(Exercise inputs)
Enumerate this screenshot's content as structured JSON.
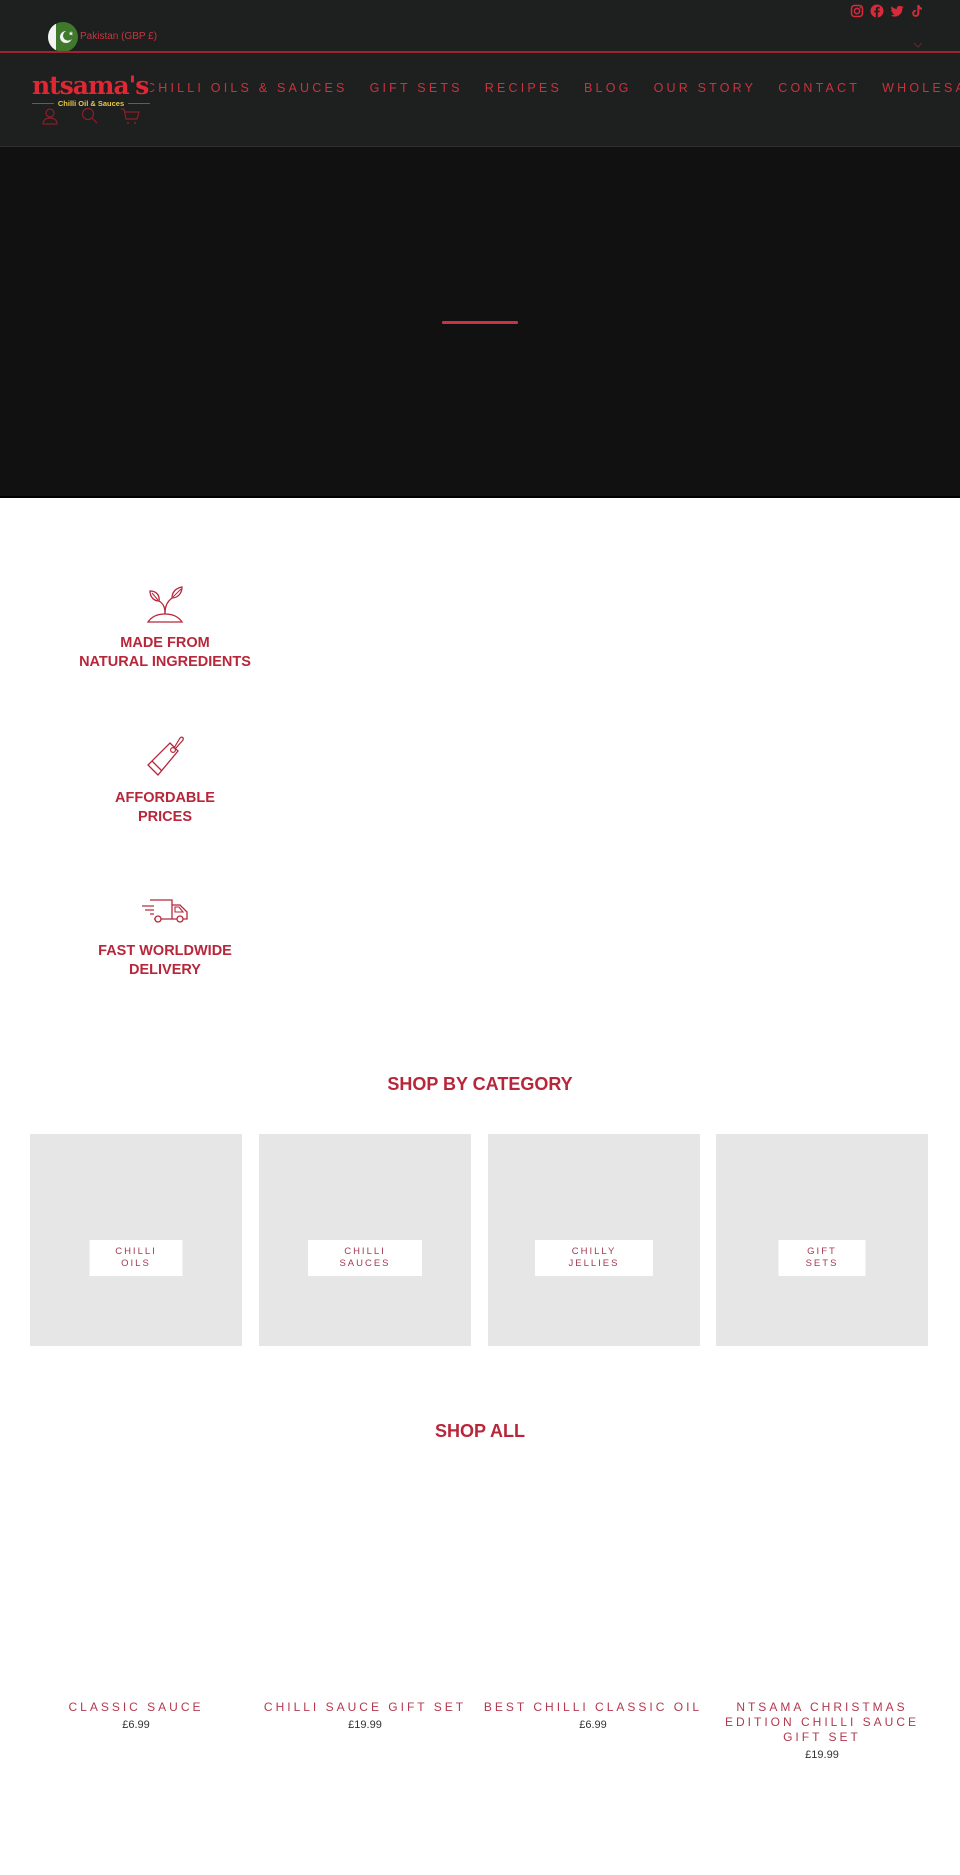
{
  "topbar": {
    "country": "Pakistan (GBP £)",
    "socials": [
      "instagram-icon",
      "facebook-icon",
      "twitter-icon",
      "tiktok-icon"
    ]
  },
  "header": {
    "logo": {
      "word": "ntsama's",
      "tagline": "Chilli Oil & Sauces"
    },
    "nav": [
      {
        "label": "CHILLI OILS & SAUCES"
      },
      {
        "label": "GIFT SETS"
      },
      {
        "label": "RECIPES"
      },
      {
        "label": "BLOG"
      },
      {
        "label": "OUR STORY"
      },
      {
        "label": "CONTACT"
      },
      {
        "label": "WHOLESALE"
      }
    ],
    "icons": [
      "account-icon",
      "search-icon",
      "cart-icon"
    ]
  },
  "features": [
    {
      "icon": "plant-icon",
      "line1": "MADE FROM",
      "line2": "NATURAL INGREDIENTS"
    },
    {
      "icon": "price-tag-icon",
      "line1": "AFFORDABLE",
      "line2": "PRICES"
    },
    {
      "icon": "delivery-truck-icon",
      "line1": "FAST WORLDWIDE",
      "line2": "DELIVERY"
    }
  ],
  "shop_by_category": {
    "title": "SHOP BY CATEGORY",
    "items": [
      {
        "line1": "CHILLI",
        "line2": "OILS"
      },
      {
        "line1": "CHILLI",
        "line2": "SAUCES"
      },
      {
        "line1": "CHILLY",
        "line2": "JELLIES"
      },
      {
        "line1": "GIFT",
        "line2": "SETS"
      }
    ]
  },
  "shop_all": {
    "title": "SHOP ALL",
    "products": [
      {
        "name": "CLASSIC SAUCE",
        "price": "£6.99"
      },
      {
        "name": "CHILLI SAUCE GIFT SET",
        "price": "£19.99"
      },
      {
        "name": "BEST CHILLI CLASSIC OIL",
        "price": "£6.99"
      },
      {
        "name": "NTSAMA CHRISTMAS EDITION CHILLI SAUCE GIFT SET",
        "price": "£19.99"
      }
    ]
  },
  "colors": {
    "brand_red": "#c9333d",
    "heading_red": "#b8263a",
    "header_bg": "#1e1f1f",
    "hero_bg": "#111111",
    "category_bg": "#e6e6e6"
  }
}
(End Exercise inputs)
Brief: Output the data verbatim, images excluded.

Response to this exercise:
Enumerate this screenshot's content as structured JSON.
{
  "topbar": {
    "country": "Pakistan (GBP £)",
    "socials": [
      "instagram-icon",
      "facebook-icon",
      "twitter-icon",
      "tiktok-icon"
    ]
  },
  "header": {
    "logo": {
      "word": "ntsama's",
      "tagline": "Chilli Oil & Sauces"
    },
    "nav": [
      {
        "label": "CHILLI OILS & SAUCES"
      },
      {
        "label": "GIFT SETS"
      },
      {
        "label": "RECIPES"
      },
      {
        "label": "BLOG"
      },
      {
        "label": "OUR STORY"
      },
      {
        "label": "CONTACT"
      },
      {
        "label": "WHOLESALE"
      }
    ],
    "icons": [
      "account-icon",
      "search-icon",
      "cart-icon"
    ]
  },
  "features": [
    {
      "icon": "plant-icon",
      "line1": "MADE FROM",
      "line2": "NATURAL INGREDIENTS"
    },
    {
      "icon": "price-tag-icon",
      "line1": "AFFORDABLE",
      "line2": "PRICES"
    },
    {
      "icon": "delivery-truck-icon",
      "line1": "FAST WORLDWIDE",
      "line2": "DELIVERY"
    }
  ],
  "shop_by_category": {
    "title": "SHOP BY CATEGORY",
    "items": [
      {
        "line1": "CHILLI",
        "line2": "OILS"
      },
      {
        "line1": "CHILLI",
        "line2": "SAUCES"
      },
      {
        "line1": "CHILLY",
        "line2": "JELLIES"
      },
      {
        "line1": "GIFT",
        "line2": "SETS"
      }
    ]
  },
  "shop_all": {
    "title": "SHOP ALL",
    "products": [
      {
        "name": "CLASSIC SAUCE",
        "price": "£6.99"
      },
      {
        "name": "CHILLI SAUCE GIFT SET",
        "price": "£19.99"
      },
      {
        "name": "BEST CHILLI CLASSIC OIL",
        "price": "£6.99"
      },
      {
        "name": "NTSAMA CHRISTMAS EDITION CHILLI SAUCE GIFT SET",
        "price": "£19.99"
      }
    ]
  },
  "colors": {
    "brand_red": "#c9333d",
    "heading_red": "#b8263a",
    "header_bg": "#1e1f1f",
    "hero_bg": "#111111",
    "category_bg": "#e6e6e6"
  }
}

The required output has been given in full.